Leaving aside your co-workers, working together can also affect your relationship, sometimes in weird ways. When you both inhabit the same work world all day, it can be harder to disconnect from your job after you leave the office. You might be done thinking about work for the day while your boyfriend wants to unpack the aggravating conversation he had with a client or strategize about how to pitch a project to your manager. And even when you both want to leave work behind, you’ll probably still sometimes find yourselves talking about work and co-workers, just because you’re both spending a huge chunk of your day in the same place and around the same cast of characters.

There are also more complicated ways that things going on at work for one of you can end up affecting the other. For example, if your boyfriend doesn’t get along with his boss and complains to you regularly about the ways he feels wronged by her, you might not be able to prevent that from affecting the way you see and interact with her, even if you otherwise would have gotten along. Loyalty to each other can mean you end up taking on each other’s work beefs or grievances as your own, which can complicate your relationships with colleagues and even lead you to make professional decisions that aren’t necessarily in your own interests. Or, sometimes not doing that can be a problem too: If you feel you’ve been treated unfairly by a co-worker, will it bother you to see your boyfriend cracking jokes with her at a staff meeting or supporting her for a promotion? There are a bunch of potential land mines here, so it could be helpful to talk about how you’ll handle personal and professional boundaries at the outset of working together.

There’s also the possibility that your relationship could limit your advancement. You can’t manage someone you’re involved with, which means neither of you can be promoted into the other’s chain of command. That might not be relevant now, but it could become an issue as one or both of you think about moving up. (You can solve that by one of you going elsewhere, of course — but it’s good to have on your radar as something you might run into.)

All this said, many, many people work with significant others and it goes just fine. And of course, there can be upsides — like having a partner who gets your work world in a way that someone not employed there never could, and who doesn’t need a ton of backstory every time you want to tell a funny work problem or vent about a co-worker. Yes, there are pitfalls, but as long as you’re both reasonably mature, communicate well, and don’t gross out your colleagues with PDA, you’ll probably be fine.

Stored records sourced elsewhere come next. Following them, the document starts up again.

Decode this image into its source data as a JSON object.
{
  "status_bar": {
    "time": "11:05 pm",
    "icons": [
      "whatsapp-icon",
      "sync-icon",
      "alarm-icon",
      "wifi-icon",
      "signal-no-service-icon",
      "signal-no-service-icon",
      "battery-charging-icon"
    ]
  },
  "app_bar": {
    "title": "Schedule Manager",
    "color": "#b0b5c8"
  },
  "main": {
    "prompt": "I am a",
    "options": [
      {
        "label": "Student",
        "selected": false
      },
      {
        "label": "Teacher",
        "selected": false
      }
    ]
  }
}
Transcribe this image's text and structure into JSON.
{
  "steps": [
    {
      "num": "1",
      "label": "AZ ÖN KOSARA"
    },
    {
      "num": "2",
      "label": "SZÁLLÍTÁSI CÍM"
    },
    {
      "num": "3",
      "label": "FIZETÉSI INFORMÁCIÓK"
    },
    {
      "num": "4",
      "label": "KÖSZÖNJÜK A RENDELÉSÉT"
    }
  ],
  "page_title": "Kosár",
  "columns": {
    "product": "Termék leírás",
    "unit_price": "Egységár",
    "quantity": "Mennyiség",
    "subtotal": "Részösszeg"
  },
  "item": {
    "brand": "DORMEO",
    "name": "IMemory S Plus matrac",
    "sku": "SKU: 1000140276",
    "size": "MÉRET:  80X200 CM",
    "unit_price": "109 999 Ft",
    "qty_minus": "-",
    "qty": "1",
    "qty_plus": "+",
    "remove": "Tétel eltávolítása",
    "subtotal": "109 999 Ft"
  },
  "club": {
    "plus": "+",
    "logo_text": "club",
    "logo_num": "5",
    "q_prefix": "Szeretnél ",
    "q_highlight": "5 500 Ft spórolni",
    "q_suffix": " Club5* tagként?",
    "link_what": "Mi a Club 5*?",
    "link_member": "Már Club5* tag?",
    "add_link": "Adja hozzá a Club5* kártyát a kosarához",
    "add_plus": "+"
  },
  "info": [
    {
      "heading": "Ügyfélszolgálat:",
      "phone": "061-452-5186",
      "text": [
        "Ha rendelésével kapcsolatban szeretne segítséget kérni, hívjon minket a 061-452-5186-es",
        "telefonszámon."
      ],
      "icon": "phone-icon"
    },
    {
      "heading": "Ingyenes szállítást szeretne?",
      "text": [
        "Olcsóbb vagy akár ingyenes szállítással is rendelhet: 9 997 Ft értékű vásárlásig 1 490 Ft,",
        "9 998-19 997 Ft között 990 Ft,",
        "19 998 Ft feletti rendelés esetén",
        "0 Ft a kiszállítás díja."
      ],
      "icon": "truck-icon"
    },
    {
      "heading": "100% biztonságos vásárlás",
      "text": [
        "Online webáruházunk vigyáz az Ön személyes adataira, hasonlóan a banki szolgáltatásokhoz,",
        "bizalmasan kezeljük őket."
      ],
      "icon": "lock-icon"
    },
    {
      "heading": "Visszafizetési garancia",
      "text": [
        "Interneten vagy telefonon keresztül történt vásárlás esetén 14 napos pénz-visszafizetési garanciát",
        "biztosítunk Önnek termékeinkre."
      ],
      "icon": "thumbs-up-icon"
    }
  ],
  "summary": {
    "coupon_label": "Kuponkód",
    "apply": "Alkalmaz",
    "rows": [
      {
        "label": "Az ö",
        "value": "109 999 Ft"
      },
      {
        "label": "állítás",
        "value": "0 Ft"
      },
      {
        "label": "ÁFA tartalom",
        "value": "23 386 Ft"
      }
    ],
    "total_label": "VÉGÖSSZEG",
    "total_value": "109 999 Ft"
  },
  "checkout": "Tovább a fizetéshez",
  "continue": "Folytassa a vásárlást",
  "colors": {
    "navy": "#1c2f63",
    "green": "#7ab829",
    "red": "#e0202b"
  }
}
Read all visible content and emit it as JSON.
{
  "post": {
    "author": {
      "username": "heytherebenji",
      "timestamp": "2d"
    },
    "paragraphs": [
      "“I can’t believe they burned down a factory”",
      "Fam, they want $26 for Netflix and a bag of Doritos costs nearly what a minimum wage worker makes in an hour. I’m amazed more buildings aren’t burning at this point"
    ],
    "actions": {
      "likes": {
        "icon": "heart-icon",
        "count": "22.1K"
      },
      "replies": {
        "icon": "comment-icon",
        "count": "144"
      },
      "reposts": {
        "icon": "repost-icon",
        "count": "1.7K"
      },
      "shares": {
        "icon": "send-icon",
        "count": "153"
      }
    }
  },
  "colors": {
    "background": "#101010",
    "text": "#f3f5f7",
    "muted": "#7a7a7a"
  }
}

Order Alison Green’s book Ask a Manager: Clueless Colleagues, Lunch-Stealing Bosses, and the Rest of Your Life at Work here. Got a question for her? Email Her advice column appears here every Tuesday.

‘Is It a Bad Idea to Work At My Boyfriend’s Company?’